I’ve never been to My Son. Built by the Cham over a period of a thousand years, it’s a Hindu temple complex close to the former citadel of Simhapura (Tra Kieu). To you and me that means 25km southwest of modern-day Hoi An.
One reason is the lack of opportunity. The other is tourism. I hate going to sites crawling with tourists, and as one of the foremost Hindu temple complexes in Southeast Asia, My Son is that type of place. Angkor Wat without the monumental size.
Unfortunately for My Son, the Americans decided to make the modern-day complex even smaller than it is today. During one week of strategically inspired lunacy, they carpet-bombed this historically significant place with B-52s; cultural destruction which, for better or worse, the modern-day American military does its laser-guided best to avoid.
Which is why when I want to get my dose of Cham history, I prefer to go south to Binh Dinh. It’s one of those ‘in between’ kind of places that was once on the edge of the Cham city-state of Vijaya, the former capital of Champa. Until 1471, that is, when after a series of wars the Vietnamese finally defeated the Cham and dismantled their empire. No politics here, then.
A number of temples can be found in the area including Duong Long, Thap Doi, Binh Lam and Canh Tien. The place I’ve been to most is the collection of four towers known as Banh It.
I like Banh It. Not because it has the same name as a banana leaf-wrapped sweet made from baby rice flour and green beans. And not because the towers are shaped like elongated pyramids, somewhat like the cake, which is made in a rather more compact pyramidal shape.
I like Banh It because it should be a prime tourist destination, but each time I go there, there are only a couple of other people in the vicinity. Which makes every visit feel a bit special.
I also like the place because of the bats — one of the towers with a shrine to Shiva has made a home for them. On my latest visit I got the guano treatment, right on my head. They say it’s lucky.

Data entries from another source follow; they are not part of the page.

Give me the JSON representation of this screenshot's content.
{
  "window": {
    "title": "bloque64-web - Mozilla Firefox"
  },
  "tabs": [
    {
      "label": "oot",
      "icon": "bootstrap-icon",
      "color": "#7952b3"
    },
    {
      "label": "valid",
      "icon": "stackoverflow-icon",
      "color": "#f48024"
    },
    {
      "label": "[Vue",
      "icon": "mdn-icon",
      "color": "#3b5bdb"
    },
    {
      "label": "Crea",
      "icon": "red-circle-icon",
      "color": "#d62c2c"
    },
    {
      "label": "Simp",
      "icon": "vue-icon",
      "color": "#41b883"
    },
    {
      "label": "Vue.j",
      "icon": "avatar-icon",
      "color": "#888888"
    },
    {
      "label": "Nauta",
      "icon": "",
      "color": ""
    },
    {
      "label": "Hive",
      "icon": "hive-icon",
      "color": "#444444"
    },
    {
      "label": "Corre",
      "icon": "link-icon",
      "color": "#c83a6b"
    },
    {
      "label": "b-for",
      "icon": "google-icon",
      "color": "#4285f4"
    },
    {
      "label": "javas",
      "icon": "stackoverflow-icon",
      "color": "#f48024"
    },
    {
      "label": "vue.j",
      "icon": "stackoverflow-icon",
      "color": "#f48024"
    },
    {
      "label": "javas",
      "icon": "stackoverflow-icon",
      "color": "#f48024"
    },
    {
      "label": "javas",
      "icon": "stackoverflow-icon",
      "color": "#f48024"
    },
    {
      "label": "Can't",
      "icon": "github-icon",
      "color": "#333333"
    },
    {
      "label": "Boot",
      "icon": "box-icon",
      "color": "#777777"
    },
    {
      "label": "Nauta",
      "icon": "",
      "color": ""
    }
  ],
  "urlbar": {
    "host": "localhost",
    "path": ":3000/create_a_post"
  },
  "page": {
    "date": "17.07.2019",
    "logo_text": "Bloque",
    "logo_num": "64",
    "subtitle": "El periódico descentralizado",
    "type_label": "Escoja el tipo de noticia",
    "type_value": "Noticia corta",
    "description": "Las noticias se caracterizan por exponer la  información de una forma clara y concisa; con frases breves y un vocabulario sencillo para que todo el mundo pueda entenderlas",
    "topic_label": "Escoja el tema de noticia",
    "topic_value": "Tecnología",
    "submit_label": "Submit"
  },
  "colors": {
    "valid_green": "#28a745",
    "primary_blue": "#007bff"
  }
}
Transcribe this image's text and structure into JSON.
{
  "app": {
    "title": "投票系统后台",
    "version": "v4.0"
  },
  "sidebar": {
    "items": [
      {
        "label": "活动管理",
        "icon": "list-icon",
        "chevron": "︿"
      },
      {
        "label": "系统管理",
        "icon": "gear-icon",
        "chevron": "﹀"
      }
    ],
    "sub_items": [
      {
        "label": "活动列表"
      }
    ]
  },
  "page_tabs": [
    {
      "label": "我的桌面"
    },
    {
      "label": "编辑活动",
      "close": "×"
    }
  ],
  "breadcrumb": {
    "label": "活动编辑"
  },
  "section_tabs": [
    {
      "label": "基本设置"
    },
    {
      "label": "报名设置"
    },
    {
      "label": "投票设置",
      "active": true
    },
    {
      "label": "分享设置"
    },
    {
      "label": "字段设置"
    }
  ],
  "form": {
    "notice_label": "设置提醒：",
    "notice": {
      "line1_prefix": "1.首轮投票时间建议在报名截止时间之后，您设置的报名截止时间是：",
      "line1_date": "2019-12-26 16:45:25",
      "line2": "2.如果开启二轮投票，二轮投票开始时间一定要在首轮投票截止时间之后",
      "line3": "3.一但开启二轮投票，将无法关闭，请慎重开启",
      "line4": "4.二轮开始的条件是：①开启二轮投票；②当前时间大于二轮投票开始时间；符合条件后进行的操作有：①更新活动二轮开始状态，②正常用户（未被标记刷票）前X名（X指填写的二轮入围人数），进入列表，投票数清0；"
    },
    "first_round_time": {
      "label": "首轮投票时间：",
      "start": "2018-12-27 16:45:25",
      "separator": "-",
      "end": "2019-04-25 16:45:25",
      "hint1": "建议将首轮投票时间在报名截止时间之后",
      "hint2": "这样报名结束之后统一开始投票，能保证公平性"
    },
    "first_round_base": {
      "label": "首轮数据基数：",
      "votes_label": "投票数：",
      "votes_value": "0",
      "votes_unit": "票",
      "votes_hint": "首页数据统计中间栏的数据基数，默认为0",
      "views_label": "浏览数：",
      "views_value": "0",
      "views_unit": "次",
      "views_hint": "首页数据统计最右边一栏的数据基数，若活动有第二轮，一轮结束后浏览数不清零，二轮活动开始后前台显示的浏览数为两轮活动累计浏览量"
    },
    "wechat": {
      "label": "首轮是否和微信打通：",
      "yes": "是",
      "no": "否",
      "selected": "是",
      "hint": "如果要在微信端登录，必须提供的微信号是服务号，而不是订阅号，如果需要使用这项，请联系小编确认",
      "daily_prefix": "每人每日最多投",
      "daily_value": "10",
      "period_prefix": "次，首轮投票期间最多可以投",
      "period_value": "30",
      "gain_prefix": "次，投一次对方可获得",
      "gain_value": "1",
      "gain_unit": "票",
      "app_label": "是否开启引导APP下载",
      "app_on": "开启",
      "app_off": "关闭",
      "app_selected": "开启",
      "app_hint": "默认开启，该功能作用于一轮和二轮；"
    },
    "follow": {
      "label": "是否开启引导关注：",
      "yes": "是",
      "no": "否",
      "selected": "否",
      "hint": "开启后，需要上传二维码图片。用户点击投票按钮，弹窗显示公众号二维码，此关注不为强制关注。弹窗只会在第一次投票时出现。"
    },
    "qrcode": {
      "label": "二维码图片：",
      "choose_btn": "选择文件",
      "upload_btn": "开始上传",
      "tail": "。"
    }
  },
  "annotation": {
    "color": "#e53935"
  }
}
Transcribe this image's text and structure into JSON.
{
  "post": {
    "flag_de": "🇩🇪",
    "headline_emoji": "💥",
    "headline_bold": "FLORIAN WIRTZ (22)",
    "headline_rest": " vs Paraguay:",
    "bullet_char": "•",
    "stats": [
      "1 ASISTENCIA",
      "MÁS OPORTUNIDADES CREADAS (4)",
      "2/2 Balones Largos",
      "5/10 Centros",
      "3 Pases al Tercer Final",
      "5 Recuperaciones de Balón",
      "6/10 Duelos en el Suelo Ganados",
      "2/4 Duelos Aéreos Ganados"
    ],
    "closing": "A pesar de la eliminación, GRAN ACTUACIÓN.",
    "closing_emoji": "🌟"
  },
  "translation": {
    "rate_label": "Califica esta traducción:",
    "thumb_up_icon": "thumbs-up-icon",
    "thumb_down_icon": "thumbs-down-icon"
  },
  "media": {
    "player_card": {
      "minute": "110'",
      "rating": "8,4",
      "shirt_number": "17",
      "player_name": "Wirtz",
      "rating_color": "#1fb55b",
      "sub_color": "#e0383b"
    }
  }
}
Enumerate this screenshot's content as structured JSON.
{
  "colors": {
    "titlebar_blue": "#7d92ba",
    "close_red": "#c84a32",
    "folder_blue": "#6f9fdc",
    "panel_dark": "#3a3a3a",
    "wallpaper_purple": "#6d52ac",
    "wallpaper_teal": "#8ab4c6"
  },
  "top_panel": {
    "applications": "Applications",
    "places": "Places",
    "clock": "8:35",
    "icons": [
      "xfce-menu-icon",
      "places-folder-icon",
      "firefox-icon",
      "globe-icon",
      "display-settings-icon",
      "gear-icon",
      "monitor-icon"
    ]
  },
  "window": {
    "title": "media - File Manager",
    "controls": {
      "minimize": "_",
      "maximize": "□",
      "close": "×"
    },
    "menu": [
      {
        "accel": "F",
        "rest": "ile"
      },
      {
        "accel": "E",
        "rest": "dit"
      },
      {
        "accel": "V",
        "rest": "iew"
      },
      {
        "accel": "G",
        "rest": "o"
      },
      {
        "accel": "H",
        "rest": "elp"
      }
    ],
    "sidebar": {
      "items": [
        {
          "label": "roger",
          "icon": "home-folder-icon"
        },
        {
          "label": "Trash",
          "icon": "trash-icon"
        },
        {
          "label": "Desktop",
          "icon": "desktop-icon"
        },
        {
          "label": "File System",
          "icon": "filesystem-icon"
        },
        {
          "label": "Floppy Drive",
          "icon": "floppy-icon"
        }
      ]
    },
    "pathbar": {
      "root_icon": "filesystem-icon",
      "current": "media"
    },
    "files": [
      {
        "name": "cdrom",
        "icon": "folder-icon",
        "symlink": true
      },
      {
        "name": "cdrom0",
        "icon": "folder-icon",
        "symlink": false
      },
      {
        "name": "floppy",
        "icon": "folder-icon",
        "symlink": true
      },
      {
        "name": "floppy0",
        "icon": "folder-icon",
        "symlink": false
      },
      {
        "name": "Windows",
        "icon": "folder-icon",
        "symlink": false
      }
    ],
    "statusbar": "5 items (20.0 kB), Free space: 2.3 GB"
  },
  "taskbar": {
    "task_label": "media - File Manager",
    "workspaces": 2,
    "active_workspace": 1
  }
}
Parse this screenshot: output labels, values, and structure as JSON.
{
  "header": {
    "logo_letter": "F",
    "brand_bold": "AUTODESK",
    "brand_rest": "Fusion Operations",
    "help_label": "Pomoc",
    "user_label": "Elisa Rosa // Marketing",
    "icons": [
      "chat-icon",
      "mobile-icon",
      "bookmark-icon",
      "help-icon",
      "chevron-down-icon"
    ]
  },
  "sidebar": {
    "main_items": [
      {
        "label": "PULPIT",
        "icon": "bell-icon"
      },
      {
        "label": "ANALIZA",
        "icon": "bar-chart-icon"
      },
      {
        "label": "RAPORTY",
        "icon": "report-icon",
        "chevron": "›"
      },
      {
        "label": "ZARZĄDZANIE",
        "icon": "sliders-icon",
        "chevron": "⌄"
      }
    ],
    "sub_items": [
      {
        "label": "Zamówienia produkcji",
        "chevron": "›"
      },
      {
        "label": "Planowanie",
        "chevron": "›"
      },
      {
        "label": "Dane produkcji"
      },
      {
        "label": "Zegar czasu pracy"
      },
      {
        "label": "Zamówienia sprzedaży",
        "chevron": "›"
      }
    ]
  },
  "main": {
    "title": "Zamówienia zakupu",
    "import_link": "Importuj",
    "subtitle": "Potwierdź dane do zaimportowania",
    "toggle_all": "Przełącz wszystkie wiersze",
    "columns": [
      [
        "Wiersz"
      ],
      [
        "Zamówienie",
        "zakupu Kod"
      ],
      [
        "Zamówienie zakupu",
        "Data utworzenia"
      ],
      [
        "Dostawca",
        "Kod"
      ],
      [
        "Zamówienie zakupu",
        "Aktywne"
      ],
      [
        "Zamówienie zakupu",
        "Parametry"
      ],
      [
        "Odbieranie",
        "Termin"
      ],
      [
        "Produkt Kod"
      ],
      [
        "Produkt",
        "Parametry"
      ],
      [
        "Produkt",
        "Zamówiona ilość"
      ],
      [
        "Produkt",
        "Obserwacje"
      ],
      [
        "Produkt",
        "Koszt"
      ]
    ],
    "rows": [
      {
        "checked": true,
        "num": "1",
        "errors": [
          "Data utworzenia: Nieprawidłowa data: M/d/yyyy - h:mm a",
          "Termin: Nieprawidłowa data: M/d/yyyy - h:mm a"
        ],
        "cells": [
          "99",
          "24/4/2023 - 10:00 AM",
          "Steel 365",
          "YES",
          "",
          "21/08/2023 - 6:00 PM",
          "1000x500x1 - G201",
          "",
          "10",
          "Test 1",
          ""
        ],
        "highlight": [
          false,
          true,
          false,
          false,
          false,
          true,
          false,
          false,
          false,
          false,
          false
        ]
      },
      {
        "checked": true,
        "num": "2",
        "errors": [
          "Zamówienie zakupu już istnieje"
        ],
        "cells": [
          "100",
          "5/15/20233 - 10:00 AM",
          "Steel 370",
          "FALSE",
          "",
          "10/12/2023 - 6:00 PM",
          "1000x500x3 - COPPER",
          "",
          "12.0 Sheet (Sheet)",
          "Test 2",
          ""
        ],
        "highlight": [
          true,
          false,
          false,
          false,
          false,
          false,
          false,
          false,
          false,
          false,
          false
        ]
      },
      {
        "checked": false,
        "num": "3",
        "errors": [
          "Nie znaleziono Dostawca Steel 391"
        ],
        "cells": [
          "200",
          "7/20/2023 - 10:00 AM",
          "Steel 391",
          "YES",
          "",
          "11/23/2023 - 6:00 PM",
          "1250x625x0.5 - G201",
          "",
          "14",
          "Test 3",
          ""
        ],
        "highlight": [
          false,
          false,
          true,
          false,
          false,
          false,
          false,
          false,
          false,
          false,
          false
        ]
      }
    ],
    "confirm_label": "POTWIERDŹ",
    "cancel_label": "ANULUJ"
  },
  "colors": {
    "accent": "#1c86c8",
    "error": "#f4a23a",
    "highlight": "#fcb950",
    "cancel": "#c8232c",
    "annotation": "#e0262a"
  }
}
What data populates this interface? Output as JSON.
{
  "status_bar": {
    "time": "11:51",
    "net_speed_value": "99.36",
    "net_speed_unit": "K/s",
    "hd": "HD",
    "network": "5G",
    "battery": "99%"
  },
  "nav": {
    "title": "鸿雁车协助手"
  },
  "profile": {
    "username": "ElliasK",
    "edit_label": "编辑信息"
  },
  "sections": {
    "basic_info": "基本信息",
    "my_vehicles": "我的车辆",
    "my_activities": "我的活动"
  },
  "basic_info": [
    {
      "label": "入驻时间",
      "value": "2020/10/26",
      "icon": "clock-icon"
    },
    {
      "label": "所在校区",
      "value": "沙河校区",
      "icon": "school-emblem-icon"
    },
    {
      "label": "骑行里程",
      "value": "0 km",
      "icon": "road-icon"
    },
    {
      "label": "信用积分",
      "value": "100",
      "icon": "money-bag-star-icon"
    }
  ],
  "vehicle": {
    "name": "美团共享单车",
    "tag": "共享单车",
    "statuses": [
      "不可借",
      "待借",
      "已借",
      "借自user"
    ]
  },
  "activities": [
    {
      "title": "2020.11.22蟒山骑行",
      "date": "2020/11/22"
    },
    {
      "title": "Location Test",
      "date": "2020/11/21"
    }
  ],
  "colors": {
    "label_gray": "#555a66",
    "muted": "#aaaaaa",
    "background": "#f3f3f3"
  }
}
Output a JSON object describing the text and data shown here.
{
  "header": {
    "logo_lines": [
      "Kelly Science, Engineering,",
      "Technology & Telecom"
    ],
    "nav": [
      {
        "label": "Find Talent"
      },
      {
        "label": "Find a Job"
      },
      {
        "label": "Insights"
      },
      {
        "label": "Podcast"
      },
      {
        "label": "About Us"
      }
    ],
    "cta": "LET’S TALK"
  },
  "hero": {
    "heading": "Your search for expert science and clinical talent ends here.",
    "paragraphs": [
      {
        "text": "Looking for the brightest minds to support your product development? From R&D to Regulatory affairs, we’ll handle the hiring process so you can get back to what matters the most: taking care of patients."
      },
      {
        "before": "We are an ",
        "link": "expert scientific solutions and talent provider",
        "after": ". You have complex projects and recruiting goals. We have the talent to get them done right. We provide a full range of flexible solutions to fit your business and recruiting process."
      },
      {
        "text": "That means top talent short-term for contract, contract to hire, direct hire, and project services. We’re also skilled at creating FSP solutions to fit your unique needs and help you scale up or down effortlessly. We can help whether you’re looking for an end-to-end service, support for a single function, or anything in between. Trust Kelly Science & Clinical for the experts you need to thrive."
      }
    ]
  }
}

But climb the 200 or so steps to the top of the hill, and it’s not just a 360-degree panorama you have in front of you, there’s also the history. You feel it in every brick. Something about this collection of towers makes you feel every bit of its past, of its pain, its worship, its one-time splendour and glory.
Despite my reservations, I will probably make it to My Son one day. I know it won’t provide the same sensations as the likes of Banh It, but it will be a step back in time nonetheless. — Nick Ross